● **WHAT TO WORK ON**: Records follow. Pull out every line that contains "step".

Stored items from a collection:

>>>

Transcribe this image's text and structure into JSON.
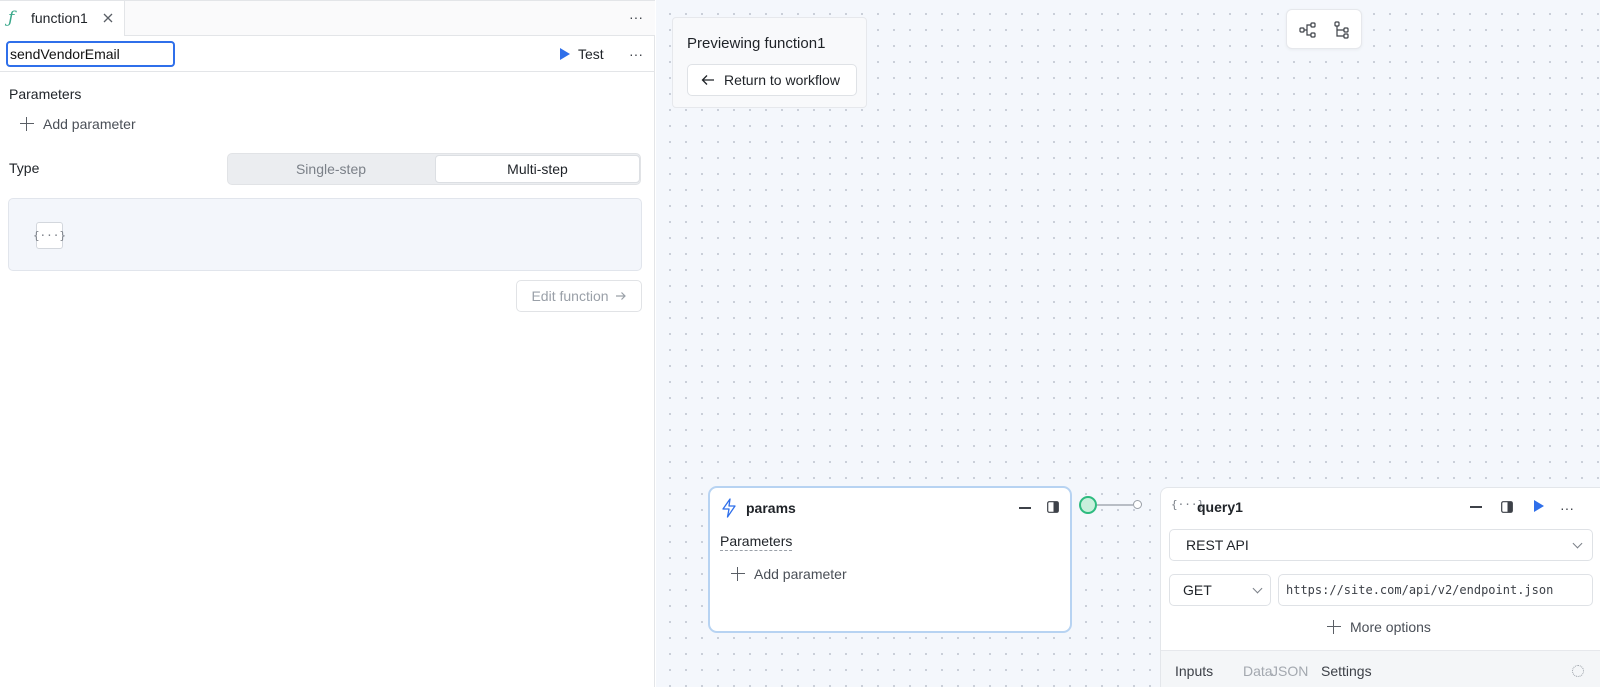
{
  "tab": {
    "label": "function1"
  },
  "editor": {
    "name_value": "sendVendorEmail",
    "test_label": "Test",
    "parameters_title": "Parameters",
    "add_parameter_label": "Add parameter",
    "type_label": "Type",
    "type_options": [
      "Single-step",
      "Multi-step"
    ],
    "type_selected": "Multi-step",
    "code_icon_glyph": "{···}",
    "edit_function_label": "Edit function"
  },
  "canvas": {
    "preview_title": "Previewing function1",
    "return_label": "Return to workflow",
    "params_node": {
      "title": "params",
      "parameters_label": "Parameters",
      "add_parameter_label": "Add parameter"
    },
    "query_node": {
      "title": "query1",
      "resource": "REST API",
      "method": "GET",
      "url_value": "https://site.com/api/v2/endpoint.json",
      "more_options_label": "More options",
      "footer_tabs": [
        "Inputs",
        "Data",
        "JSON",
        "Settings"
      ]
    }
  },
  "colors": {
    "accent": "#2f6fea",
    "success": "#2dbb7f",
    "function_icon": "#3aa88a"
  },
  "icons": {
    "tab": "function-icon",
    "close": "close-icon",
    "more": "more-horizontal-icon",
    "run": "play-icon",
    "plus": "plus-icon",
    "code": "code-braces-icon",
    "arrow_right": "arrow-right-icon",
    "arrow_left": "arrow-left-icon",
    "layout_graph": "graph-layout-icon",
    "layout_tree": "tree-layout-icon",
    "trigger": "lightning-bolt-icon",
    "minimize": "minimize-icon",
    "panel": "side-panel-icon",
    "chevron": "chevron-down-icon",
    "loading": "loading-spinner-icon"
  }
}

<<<
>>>

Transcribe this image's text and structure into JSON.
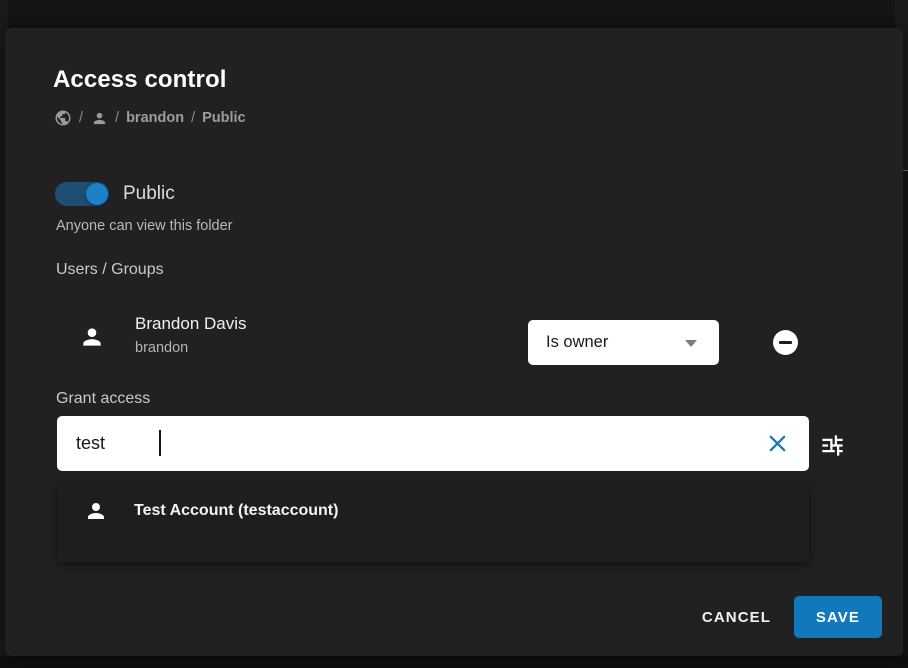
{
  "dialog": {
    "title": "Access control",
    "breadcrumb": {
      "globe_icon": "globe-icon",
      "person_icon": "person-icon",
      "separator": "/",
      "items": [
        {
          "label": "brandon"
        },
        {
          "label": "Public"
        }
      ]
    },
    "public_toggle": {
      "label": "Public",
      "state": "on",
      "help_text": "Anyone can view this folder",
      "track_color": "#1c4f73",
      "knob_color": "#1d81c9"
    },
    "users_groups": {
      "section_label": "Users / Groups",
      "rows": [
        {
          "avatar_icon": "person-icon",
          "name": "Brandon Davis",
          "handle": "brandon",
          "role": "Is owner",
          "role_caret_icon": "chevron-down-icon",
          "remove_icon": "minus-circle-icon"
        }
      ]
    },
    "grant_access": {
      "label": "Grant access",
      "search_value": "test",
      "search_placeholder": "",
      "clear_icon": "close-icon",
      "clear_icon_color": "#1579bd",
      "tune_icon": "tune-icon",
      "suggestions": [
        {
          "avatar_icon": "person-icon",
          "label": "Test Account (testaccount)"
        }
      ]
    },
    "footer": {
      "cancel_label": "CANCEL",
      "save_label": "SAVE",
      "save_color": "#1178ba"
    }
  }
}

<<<

● **RESULT FOR THIS EXERCISE**:
      "Single-step",
      "Multi-step"
    "type_selected": "Multi-step",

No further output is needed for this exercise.